The New York Times ran an interesting article this week about an employee who was fired because of something she posted on her FaceBook page. An emergency medical technician at American Medical Response of Connecticut was told she had violated the company policy that prevents employees from depicting the company on social media sites. Additionally, it is thrown in that this was one reason for her termination and alluded that there were other reasons as well. According to the post, this is “the first case in which the labor board has stepped in to argue that workers’ criticisms of their bosses or companies on a social networking site are generally a protected activity and that employers would be violating the law by punishing workers for such statements.”
Without knowledge of what the other reasons for the termination were, and if we had a case where the disparaging remarks were the only issue, should this company have fired the employee? Let’s assume that the company did a few steps before terminating. Here are a few questions I’d like answered:
- Did they use progressive discipline with the employee?
- Was this the first time the employee violated a policy?
- Is this policy violation serious enough to have termination as a consequence?

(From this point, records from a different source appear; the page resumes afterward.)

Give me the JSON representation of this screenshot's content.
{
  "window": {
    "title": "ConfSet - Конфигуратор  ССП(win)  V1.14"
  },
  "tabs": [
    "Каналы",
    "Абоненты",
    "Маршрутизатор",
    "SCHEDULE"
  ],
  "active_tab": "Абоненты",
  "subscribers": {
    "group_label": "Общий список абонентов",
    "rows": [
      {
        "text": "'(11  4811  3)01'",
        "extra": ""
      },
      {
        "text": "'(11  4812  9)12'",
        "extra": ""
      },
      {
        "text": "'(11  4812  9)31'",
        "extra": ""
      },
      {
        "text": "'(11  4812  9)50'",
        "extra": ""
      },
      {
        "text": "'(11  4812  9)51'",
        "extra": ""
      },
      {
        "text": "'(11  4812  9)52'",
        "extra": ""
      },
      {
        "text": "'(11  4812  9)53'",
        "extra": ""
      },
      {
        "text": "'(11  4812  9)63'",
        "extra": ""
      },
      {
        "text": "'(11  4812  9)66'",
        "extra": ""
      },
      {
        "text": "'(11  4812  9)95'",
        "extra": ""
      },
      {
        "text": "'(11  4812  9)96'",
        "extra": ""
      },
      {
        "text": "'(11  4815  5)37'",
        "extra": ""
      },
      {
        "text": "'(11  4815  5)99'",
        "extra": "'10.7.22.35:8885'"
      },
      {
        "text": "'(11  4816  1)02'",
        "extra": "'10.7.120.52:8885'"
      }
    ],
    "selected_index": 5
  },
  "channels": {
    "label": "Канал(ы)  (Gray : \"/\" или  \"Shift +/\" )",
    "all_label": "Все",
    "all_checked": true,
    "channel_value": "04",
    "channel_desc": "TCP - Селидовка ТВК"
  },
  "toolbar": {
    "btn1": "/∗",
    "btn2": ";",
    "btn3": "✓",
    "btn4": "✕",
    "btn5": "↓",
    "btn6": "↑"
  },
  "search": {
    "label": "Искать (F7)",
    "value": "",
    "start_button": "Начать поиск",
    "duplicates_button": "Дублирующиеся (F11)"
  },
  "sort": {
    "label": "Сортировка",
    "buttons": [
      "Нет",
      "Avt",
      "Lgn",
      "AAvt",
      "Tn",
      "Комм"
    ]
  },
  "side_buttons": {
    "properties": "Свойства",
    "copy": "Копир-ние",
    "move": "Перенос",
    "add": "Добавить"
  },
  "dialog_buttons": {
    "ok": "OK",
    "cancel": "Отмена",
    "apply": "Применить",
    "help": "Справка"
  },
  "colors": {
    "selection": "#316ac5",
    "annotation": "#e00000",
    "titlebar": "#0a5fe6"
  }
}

I think the bigger question for us and our organizations is, are we doing all we can to educate employees about using social media in a way that promotes professionalism? We’re not there yet. Many instances like this can be avoided first and foremost if the supervisor is open to feedback on a daily basis. Additionally, if the organization gives employees an outlet to let leadership know if there are issues brewing. And, while a majority of employees do not use social media as a platform to bash colleagues, I would recommend that for those few who do, education and discussion should be a major component of dealing with the issue before termination is used. After all, the whole point of social media is being able to communicate and network and by terminating employees on the spot, we’re flying in the face of the purpose.
What do you think? Do you support terminating employees who vent about colleagues on social sites? Or, do you agree with the National Labor Relations Board that employees in cases like this are being treated too harshly? I’m anxious to hear your thoughts…..weigh in in the comment section….